Page and application data records
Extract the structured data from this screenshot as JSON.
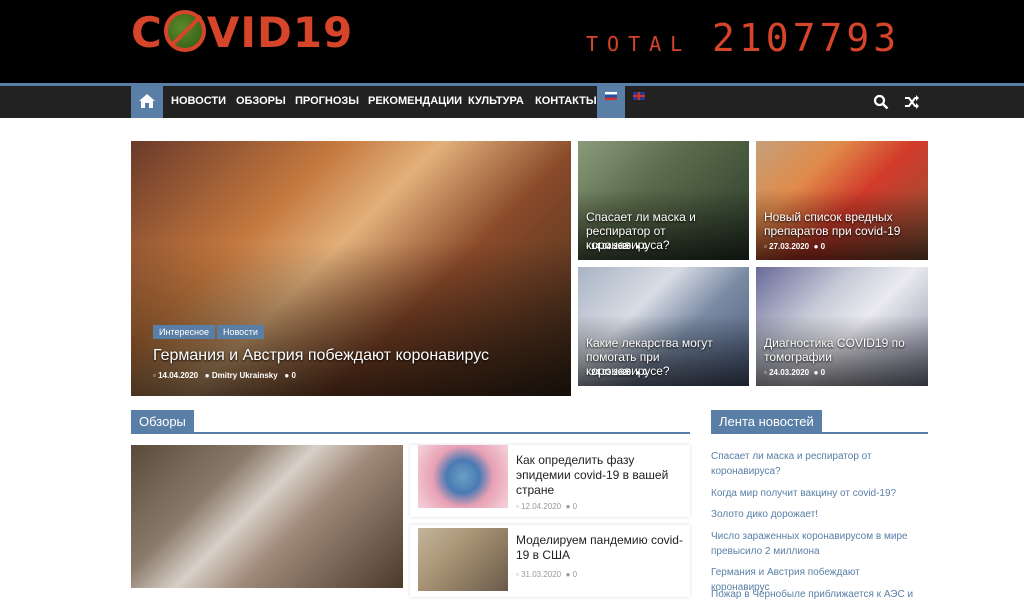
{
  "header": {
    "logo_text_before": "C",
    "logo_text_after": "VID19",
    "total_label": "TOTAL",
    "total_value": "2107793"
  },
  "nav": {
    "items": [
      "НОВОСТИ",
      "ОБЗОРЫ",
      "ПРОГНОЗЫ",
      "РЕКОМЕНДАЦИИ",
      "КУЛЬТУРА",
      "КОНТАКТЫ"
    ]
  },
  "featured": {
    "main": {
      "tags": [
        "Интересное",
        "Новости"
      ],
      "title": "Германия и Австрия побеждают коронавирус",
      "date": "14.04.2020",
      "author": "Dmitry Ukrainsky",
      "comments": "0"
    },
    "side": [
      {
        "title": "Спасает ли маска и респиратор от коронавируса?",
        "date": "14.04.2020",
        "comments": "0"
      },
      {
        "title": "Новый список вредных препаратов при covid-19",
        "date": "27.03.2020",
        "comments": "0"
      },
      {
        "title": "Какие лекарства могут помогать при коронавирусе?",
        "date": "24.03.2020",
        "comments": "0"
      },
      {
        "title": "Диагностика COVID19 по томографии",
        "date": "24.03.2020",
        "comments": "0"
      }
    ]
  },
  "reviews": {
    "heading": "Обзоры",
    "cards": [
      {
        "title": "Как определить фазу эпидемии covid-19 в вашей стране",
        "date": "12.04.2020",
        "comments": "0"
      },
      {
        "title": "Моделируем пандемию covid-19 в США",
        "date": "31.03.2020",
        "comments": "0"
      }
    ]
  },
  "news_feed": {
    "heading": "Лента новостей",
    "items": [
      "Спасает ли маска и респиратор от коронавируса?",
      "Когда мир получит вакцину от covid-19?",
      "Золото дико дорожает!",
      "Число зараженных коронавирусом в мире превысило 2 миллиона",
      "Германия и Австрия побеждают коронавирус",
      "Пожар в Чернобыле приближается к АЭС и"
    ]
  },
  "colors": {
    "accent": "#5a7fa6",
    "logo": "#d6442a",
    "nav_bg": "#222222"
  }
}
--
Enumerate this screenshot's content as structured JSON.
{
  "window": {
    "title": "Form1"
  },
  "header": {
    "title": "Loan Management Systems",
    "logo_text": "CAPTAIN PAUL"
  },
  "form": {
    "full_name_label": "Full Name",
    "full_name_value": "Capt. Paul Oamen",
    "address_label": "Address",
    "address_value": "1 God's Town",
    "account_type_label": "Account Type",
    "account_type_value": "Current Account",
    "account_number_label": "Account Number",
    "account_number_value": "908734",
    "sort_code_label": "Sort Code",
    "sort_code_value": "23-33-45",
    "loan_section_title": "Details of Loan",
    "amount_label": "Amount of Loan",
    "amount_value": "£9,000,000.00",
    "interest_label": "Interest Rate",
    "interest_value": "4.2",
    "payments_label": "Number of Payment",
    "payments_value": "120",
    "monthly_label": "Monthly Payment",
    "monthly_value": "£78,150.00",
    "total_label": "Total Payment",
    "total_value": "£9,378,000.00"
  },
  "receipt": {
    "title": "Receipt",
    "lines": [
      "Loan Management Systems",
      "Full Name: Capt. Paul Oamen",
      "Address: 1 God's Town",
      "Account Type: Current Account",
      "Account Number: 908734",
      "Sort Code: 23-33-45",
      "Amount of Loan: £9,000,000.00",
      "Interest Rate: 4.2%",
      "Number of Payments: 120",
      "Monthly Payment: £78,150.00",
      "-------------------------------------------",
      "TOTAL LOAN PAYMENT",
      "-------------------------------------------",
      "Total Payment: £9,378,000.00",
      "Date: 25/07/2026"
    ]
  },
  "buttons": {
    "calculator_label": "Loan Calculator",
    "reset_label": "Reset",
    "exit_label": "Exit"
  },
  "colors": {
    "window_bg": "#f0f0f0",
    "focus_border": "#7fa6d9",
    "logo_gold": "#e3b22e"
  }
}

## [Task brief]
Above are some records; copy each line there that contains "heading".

## [Task answer]
    "heading": "Обзоры",
    "heading": "Лента новостей",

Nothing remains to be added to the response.